Ukrainians seem to be entangled in their concepts and terminology. Today, by trying to equate Hitler and Stalin they demonstrate complete ignorance: every schoolboy knows that Hitler’s ideology was based on a racial theory sentencing whole nations to destruction by right of defective blood. According to the Nazi ideology of racial, ethnic superiority - the Jews, Gypsies and Slavs did not deserve to exist. The ideology of communism was proclaimed by Marx, Lenin and Stalin as “proletarian internationalism,” which placed the Сommies and the Nazis on the opposite sides of the political spectrum. And for this reason, Germany ruled by the National Socialist party had nothing to do with Socialist Russia. Except for going into war against it.
So why isn’t President Poroshenko afraid to sound ridiculous? That’s because he is not paid for trying to be smart. What pays today is the demonization of the Soviet Union, the undermining of its role as the main fighter and winner in the battle against Nazism. This, in turn, means that you саn then question Moscow’s signature under all fundamental decisions of the post-war settlement, including even in the field of disarmament. That gives the newly established empires а free hand in rewriting the history and promoting their version of а new world order, free of such anachronisms as the concept of the United Nations and international law.
From left to right: Chamberlain, Daladier, Hitler, Mussolini, and Ciano pictured before signing the Munich Agreement, which gave the Sudetenland to Germany.
Poroshenko says that during the Second World the Ukrainians liberated not only Ukraine but also the whole of Europe. Which is absolutely true. However, he forgot to mention, that they did so under the command of Joseph Stalin as soldiers of the victorious Red Army - which on May 9 will be celebrating the 70th anniversary of its victory in the most terrible war in world history. Russia celebrates the victory a day later than its allies. But that is not for ideological reasons but: at 23:01 on May 8, 1945, when the capitulation of Nazi Germany came into effect, it was аlreаdy early morning of the following day in Moscow. And whoever will choose to сelebrаte together with the Russians, or to restrain, this will not distort the history. Beсаuse those who want to undermine the strength and the moral authority of modern Russia are just trying to twist the events of World War II and denigrate а whole generation of people who sacrificed almost everything for this victory.

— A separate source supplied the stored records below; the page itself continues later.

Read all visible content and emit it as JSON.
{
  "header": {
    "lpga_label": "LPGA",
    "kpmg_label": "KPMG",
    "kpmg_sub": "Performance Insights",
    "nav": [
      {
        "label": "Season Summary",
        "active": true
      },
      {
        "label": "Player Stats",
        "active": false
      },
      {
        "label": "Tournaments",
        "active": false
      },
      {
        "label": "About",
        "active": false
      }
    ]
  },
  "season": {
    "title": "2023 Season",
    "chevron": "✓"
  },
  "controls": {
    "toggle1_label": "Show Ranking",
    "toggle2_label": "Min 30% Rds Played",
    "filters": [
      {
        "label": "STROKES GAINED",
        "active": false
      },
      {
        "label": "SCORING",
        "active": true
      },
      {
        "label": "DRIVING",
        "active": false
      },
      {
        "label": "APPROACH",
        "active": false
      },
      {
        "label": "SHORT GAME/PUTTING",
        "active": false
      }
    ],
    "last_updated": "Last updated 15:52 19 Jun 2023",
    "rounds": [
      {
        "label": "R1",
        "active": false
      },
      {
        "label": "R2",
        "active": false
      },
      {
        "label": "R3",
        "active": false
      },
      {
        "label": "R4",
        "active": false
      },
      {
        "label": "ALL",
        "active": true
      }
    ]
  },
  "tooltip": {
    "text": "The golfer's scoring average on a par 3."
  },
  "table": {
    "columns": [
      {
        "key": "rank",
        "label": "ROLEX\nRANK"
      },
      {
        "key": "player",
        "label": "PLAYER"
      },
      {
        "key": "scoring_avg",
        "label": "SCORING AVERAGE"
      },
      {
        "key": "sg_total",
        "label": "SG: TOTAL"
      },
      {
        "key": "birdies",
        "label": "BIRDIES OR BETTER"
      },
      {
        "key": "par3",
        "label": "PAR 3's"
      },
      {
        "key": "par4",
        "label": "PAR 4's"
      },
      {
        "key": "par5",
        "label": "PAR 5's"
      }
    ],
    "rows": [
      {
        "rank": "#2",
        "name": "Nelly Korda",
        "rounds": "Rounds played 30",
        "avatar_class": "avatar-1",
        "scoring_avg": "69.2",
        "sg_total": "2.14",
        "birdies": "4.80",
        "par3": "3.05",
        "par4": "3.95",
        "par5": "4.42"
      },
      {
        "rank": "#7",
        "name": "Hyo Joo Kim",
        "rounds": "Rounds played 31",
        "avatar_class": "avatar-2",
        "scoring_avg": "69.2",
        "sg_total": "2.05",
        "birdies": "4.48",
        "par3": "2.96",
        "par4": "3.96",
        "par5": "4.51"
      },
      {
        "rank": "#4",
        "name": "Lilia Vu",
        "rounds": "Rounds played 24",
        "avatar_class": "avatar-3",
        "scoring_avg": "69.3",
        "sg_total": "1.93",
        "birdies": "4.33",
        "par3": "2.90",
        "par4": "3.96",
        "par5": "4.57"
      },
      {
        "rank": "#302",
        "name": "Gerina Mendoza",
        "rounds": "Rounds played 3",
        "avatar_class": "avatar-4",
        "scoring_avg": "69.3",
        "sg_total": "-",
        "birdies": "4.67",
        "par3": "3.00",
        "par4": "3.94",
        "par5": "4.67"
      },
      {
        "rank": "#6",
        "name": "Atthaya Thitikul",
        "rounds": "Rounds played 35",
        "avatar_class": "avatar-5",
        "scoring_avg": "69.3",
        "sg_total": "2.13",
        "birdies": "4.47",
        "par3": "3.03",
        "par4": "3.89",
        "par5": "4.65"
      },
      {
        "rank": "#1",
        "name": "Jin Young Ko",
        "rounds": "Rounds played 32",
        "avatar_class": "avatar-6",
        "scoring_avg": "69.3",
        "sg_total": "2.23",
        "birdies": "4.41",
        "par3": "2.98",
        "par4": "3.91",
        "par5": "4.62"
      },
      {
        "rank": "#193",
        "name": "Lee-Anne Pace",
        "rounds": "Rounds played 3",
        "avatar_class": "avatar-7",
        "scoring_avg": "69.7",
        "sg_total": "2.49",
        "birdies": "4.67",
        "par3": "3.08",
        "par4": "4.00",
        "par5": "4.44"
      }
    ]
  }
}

The European Union is at а crossroads. What Europe looks like in the coming years may be decided in the coming months. If Europe goes on about the Ukrainian demagoguery about “fighting Russia for European values” - the countries of the EU will soon have to deal with two existential crisis issues: inflation and demography. Further trying to feed 40 million Ukrainians bogged down in corruption, war and verbiage could prove to be too difficult. Another is - flooding Europe with Ukrainian refugees – a realistic estimate being two million а year.
But still the worst outcome of the European flirt with Kiev is ideological. It already is pushing the world towards а second Cold War. Such a scenario would bring Putin many more friends in Europe than one can imagine, divide the continent even more and develop it into а battlefield between the interests of Russia and the United States. I wonder if that’s the price Europeans are ready to pay for proving their loyalty to the transatlantic citadel of democracy.